My 30’s were good, really good. I got engaged on my 30th birthday and married the love of my life six months later. In our early years of marriage we travelled to some incredible countries including India (for our honeymoon), Croatia, Bosnia, Montenegro, Italy and Slovenia! Our Eastern Europe trip was terrific fun. We were footloose and fancy free and we ate, drank and drove our way across some of the most beautiful places I have ever been to. We were deliriously happy as we had officially decided to start trying for a baby. Oh, so daily “siestas” were also a highlight of our holiday!

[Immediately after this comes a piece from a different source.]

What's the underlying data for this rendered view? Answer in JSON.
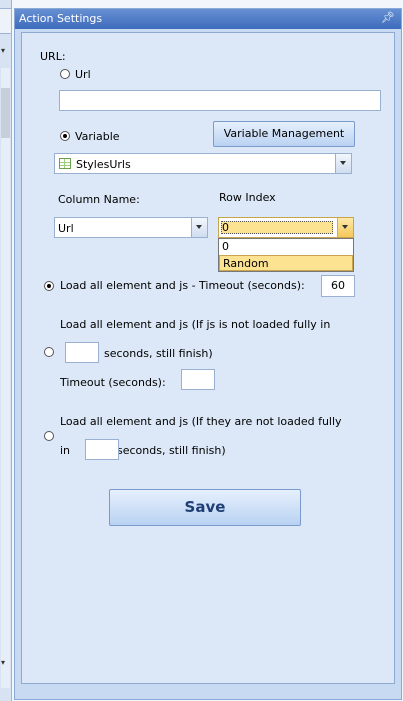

At 31 we were expecting our first baby, Miss A, who arrived shortly before my 32nd birthday. I have never been happier in my life than in the year that followed her birth. Life was everything I wanted it to be and I enjoyed motherhood immensely. At 33, we welcomed Miss J into our family and our lives and life got a little “busier.” She was not a good sleeper, and an unsettled baby and I found juggling a newborn with toddler difficult and draining. Which in hindsight makes my decision to go for a third rather “questionable”. But I’ve always been an impatient person so three under three seemed like a perfectly reasonable predicament, er I mean, situation!
Mis H arrived eager and ready to join the family when I was 35. She walked fast, talked fast, and waited for no one and nothing. Life was MANIC!!! I can’t really comment on the next few years as, quite frankly, they are a blur. For some odd reason I thought it would be a good idea to start a blog (because life wasn’t really busy enough, right?) and so you can read about those early times here and here. I honestly don’t know how I survived the first couple of years after Miss H was born. Having three preschoolers at home for three consecutive year is utter madness. I wouldn’t recommend it, but now that I am through it, I am very happy my girls are so close in age.
So although our lives are no longer filled with adventurous travel, hip bars, independent cinemas and urban restaurants, we are very happy. I feel like life has settled into a nice rhythm and I can’t really ask for more in life. Except a home, to own. But we’re working on that one 🙂
I feel confident my 40’s are going to be fabulous. Instead of resisting this age, I am now embracing it with full gusto. It begins today and I intend to celebrate my four decades with great enthusiasm. I officially launch my “Festival of Forty” today. I’ve got some fun things planned for the next few weeks and I am going to share my celebrations with you all.
Be sure to pop back here in a few days as I’ll have something very special to share with you….
HAPPY BIRTHDAY TO ME!!
I am ready for “life to begin”. I think 40 is going to be fun!
Thanks for following and sharing a little bit of my world with me.